As I mentioned, there’s no income limit for traditional IRA contributions. So, converting nondeductible contributions from a traditional IRA to a Roth IRA allows anyone, regardless of income, to fund a Roth IRA.

Problems with doing a backdoor Roth IRA

Though sneaking into a backdoor Roth IRA sounds great, it doesn’t always work as planned.

If you already have pre-tax money in a traditional IRA, tax must be prorated over all your IRAs.

The IRS requires you to lump all your IRAs together when you make a distribution and doesn’t allow you to cherry-pick one account to convert. So, if you already have pre-tax money in a traditional IRA, tax must be prorated over all your IRAs.

For example, let’s say you have $5,000 in a nondeductible IRA that you want to convert into a Roth IRA, and you also have $15,000 in a deductible IRA. Since you have a total of $20,000 in IRAs, the $5,000 nondeductible portion is 25% ($5,000 / $20,000 = 0.25 or 25%) and the taxable portion is 75% ($15,000 / $20,000 = 0.75 or 75%).

You must pay the same ratio of tax on the conversion. In other words, 75% of $5,000, or $3,750, would be subject to tax. It’s up to you to weigh the upfront tax liability against the future benefits of getting tax-free withdrawals from a Roth IRA.

However, if you don’t have any pre-tax IRA funds, you could convert the full $5,000 from a nondeductible IRA into a Roth IRA with no tax due. Yes, this gets complicated. Just remember that if you have a substantial amount of pre-tax funds in a traditional IRA, doing a backdoor Roth IRA doesn’t help you avoid additional tax. Unfortunately, you can’t convert just nondeductible funds and forget about your pre-tax amounts.

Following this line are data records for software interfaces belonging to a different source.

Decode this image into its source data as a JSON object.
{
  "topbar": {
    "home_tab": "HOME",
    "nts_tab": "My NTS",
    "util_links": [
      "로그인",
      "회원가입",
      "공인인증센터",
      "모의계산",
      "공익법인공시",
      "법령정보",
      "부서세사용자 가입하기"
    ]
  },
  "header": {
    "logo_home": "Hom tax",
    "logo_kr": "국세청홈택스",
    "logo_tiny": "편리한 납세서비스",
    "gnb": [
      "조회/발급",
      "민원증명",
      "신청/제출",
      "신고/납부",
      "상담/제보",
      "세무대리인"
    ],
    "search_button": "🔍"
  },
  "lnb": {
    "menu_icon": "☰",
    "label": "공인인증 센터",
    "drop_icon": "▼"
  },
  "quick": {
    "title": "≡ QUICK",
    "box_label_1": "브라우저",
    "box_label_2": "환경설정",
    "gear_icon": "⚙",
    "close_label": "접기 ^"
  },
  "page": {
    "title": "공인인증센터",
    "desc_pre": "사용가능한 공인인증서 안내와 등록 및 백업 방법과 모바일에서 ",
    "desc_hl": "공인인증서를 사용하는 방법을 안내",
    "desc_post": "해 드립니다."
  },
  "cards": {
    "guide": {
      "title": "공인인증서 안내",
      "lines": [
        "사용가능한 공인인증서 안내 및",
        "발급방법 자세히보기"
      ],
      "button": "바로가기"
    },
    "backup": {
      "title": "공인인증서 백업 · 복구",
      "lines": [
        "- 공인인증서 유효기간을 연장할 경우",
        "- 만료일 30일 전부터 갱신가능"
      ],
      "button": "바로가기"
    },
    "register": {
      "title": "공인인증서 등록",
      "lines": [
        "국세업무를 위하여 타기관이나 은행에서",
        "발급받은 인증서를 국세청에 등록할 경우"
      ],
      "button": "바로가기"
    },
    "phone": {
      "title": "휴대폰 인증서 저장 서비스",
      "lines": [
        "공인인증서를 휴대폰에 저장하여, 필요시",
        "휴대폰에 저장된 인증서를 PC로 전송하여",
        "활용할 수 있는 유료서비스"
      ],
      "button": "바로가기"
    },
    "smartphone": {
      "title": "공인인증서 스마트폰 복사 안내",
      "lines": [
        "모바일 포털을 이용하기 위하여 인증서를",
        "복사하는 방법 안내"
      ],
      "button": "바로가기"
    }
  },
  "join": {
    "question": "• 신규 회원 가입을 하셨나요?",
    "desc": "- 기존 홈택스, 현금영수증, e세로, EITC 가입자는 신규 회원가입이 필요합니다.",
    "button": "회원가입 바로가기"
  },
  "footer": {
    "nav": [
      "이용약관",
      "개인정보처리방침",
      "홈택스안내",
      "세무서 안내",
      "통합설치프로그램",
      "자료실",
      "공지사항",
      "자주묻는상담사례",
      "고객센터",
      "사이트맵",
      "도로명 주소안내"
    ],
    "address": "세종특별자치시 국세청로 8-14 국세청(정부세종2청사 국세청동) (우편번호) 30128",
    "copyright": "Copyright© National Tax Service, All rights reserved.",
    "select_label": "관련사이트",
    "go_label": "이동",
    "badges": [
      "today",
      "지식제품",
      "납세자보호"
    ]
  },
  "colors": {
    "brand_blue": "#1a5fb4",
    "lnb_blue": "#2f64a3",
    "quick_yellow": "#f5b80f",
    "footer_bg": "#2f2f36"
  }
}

Workaround for doing a backdoor Roth IRA

If you really want to do a backdoor Roth IRA, and you have a retirement plan at work, you can use it as a workaround solution. You could remove your pre-tax IRA money from the equation by rolling it over into your 401(k) or 403(b). That would leave you with just nondeductible, after-tax IRA money to convert to a Roth. 

High earners who fund a backdoor Roth IRA still won’t qualify to make new contributions to the account, but the converted funds grow tax-free, which could save a bundle.

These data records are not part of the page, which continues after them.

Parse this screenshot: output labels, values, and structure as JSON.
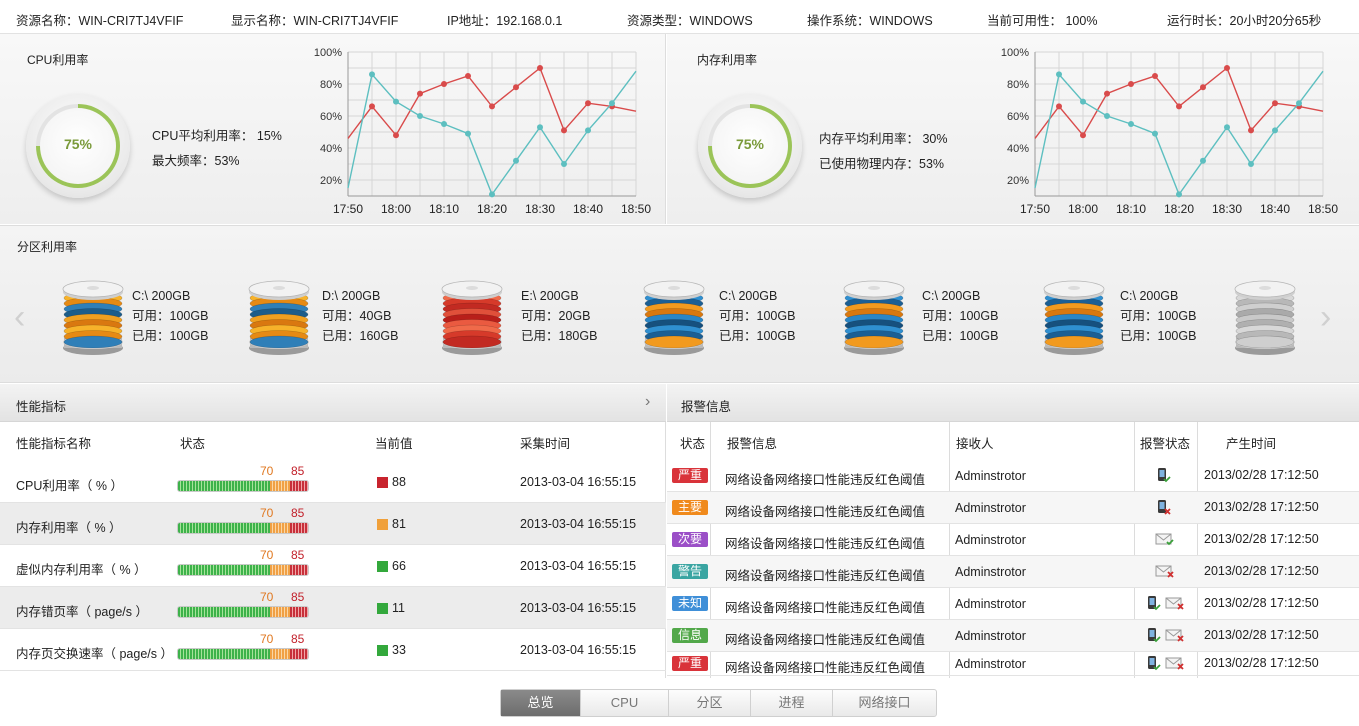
{
  "info": {
    "resource_name": "资源名称：WIN-CRI7TJ4VFIF",
    "display_name": "显示名称：WIN-CRI7TJ4VFIF",
    "ip": "IP地址：192.168.0.1",
    "resource_type": "资源类型：WINDOWS",
    "os": "操作系统：WINDOWS",
    "availability": "当前可用性： 100%",
    "uptime": "运行时长：20小时20分65秒"
  },
  "cpu": {
    "title": "CPU利用率",
    "gauge_value": "75%",
    "gauge_fraction": 0.75,
    "avg": "CPU平均利用率： 15%",
    "max_freq": "最大频率：53%"
  },
  "memory": {
    "title": "内存利用率",
    "gauge_value": "75%",
    "gauge_fraction": 0.75,
    "avg": "内存平均利用率： 30%",
    "physical": "已使用物理内存：53%"
  },
  "chart_data": [
    {
      "type": "line",
      "x": [
        "17:50",
        "17:55",
        "18:00",
        "18:05",
        "18:10",
        "18:15",
        "18:20",
        "18:25",
        "18:30",
        "18:35",
        "18:40",
        "18:45",
        "18:50"
      ],
      "x_ticks": [
        "17:50",
        "18:00",
        "18:10",
        "18:20",
        "18:30",
        "18:40",
        "18:50"
      ],
      "y_ticks": [
        "100%",
        "80%",
        "60%",
        "40%",
        "20%"
      ],
      "ylim": [
        10,
        100
      ],
      "grid": true,
      "series": [
        {
          "color": "#d94b4b",
          "values": [
            46,
            66,
            48,
            74,
            80,
            85,
            66,
            78,
            90,
            51,
            68,
            66,
            63
          ]
        },
        {
          "color": "#5dbfc0",
          "values": [
            15,
            86,
            69,
            60,
            55,
            49,
            11,
            32,
            53,
            30,
            51,
            68,
            88
          ]
        }
      ]
    },
    {
      "type": "line",
      "x": [
        "17:50",
        "17:55",
        "18:00",
        "18:05",
        "18:10",
        "18:15",
        "18:20",
        "18:25",
        "18:30",
        "18:35",
        "18:40",
        "18:45",
        "18:50"
      ],
      "x_ticks": [
        "17:50",
        "18:00",
        "18:10",
        "18:20",
        "18:30",
        "18:40",
        "18:50"
      ],
      "y_ticks": [
        "100%",
        "80%",
        "60%",
        "40%",
        "20%"
      ],
      "ylim": [
        10,
        100
      ],
      "grid": true,
      "series": [
        {
          "color": "#d94b4b",
          "values": [
            46,
            66,
            48,
            74,
            80,
            85,
            66,
            78,
            90,
            51,
            68,
            66,
            63
          ]
        },
        {
          "color": "#5dbfc0",
          "values": [
            15,
            86,
            69,
            60,
            55,
            49,
            11,
            32,
            53,
            30,
            51,
            68,
            88
          ]
        }
      ]
    }
  ],
  "partitions": {
    "title": "分区利用率",
    "items": [
      {
        "name": "C:\\ 200GB",
        "free": "可用：100GB",
        "used": "已用：100GB",
        "palette": "orange"
      },
      {
        "name": "D:\\ 200GB",
        "free": "可用：40GB",
        "used": "已用：160GB",
        "palette": "orange"
      },
      {
        "name": "E:\\ 200GB",
        "free": "可用：20GB",
        "used": "已用：180GB",
        "palette": "red"
      },
      {
        "name": "C:\\ 200GB",
        "free": "可用：100GB",
        "used": "已用：100GB",
        "palette": "blue"
      },
      {
        "name": "C:\\ 200GB",
        "free": "可用：100GB",
        "used": "已用：100GB",
        "palette": "blue"
      },
      {
        "name": "C:\\ 200GB",
        "free": "可用：100GB",
        "used": "已用：100GB",
        "palette": "blue"
      }
    ]
  },
  "perf": {
    "title": "性能指标",
    "headers": {
      "name": "性能指标名称",
      "status": "状态",
      "value": "当前值",
      "time": "采集时间"
    },
    "rows": [
      {
        "name": "CPU利用率（ % ）",
        "low": "70",
        "high": "85",
        "value": "88",
        "level": "red",
        "time": "2013-03-04 16:55:15"
      },
      {
        "name": "内存利用率（ % ）",
        "low": "70",
        "high": "85",
        "value": "81",
        "level": "orange",
        "time": "2013-03-04 16:55:15"
      },
      {
        "name": "虚似内存利用率（ % ）",
        "low": "70",
        "high": "85",
        "value": "66",
        "level": "green",
        "time": "2013-03-04 16:55:15"
      },
      {
        "name": "内存错页率（ page/s ）",
        "low": "70",
        "high": "85",
        "value": "11",
        "level": "green",
        "time": "2013-03-04 16:55:15"
      },
      {
        "name": "内存页交换速率（ page/s ）",
        "low": "70",
        "high": "85",
        "value": "33",
        "level": "green",
        "time": "2013-03-04 16:55:15"
      }
    ]
  },
  "alarm": {
    "title": "报警信息",
    "headers": {
      "status": "状态",
      "info": "报警信息",
      "receiver": "接收人",
      "alarm_status": "报警状态",
      "time": "产生时间"
    },
    "rows": [
      {
        "tag": "严重",
        "color": "#d9333a",
        "info": "网络设备网络接口性能违反红色阈值",
        "receiver": "Adminstrotor",
        "icons": [
          "phone-ok-icon"
        ],
        "time": "2013/02/28 17:12:50"
      },
      {
        "tag": "主要",
        "color": "#f08a1c",
        "info": "网络设备网络接口性能违反红色阈值",
        "receiver": "Adminstrotor",
        "icons": [
          "phone-fail-icon"
        ],
        "time": "2013/02/28 17:12:50"
      },
      {
        "tag": "次要",
        "color": "#9b4fc7",
        "info": "网络设备网络接口性能违反红色阈值",
        "receiver": "Adminstrotor",
        "icons": [
          "mail-ok-icon"
        ],
        "time": "2013/02/28 17:12:50"
      },
      {
        "tag": "警告",
        "color": "#3aa5a2",
        "info": "网络设备网络接口性能违反红色阈值",
        "receiver": "Adminstrotor",
        "icons": [
          "mail-fail-icon"
        ],
        "time": "2013/02/28 17:12:50"
      },
      {
        "tag": "未知",
        "color": "#3f8fd8",
        "info": "网络设备网络接口性能违反红色阈值",
        "receiver": "Adminstrotor",
        "icons": [
          "phone-ok-icon",
          "mail-fail-icon"
        ],
        "time": "2013/02/28 17:12:50"
      },
      {
        "tag": "信息",
        "color": "#52a84a",
        "info": "网络设备网络接口性能违反红色阈值",
        "receiver": "Adminstrotor",
        "icons": [
          "phone-ok-icon",
          "mail-fail-icon"
        ],
        "time": "2013/02/28 17:12:50"
      },
      {
        "tag": "严重",
        "color": "#d9333a",
        "info": "网络设备网络接口性能违反红色阈值",
        "receiver": "Adminstrotor",
        "icons": [
          "phone-ok-icon",
          "mail-fail-icon"
        ],
        "time": "2013/02/28 17:12:50"
      }
    ]
  },
  "tabs": [
    {
      "label": "总览",
      "active": true
    },
    {
      "label": "CPU",
      "active": false
    },
    {
      "label": "分区",
      "active": false
    },
    {
      "label": "进程",
      "active": false
    },
    {
      "label": "网络接口",
      "active": false
    }
  ]
}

This strategy only works if your workplace plan allows incoming IRA rollovers. Plus, make sure you’re happy with the plan’s investment choices and fees because you don’t have as much control over a 401(k) as you do with an IRA. If you’re self-employed, you could set up a solo 401(k) that allows roll-ins and move your pre-tax IRA money into it.  

Remember that high earners who fund a backdoor Roth IRA still won’t qualify to make new contributions to the account. However, the converted funds grow tax-free, which could save a bundle in taxes. Additionally, Roth IRAs don’t have required minimum distributions (RMDs), which means you can keep them indefinitely.

Doing a backdoor Roth can be worthwhile if you can afford to pay a potentially significant tax bill on your converted balance.

Consider that your converted funds count as income for tax purposes, which could move you into a higher tax bracket for that year. Plus, it’s a transaction that you can’t undo if you change your mind later on. So be sure to speak to a tax or financial advisor about the pros and cons of a backdoor Roth before crossing the threshold.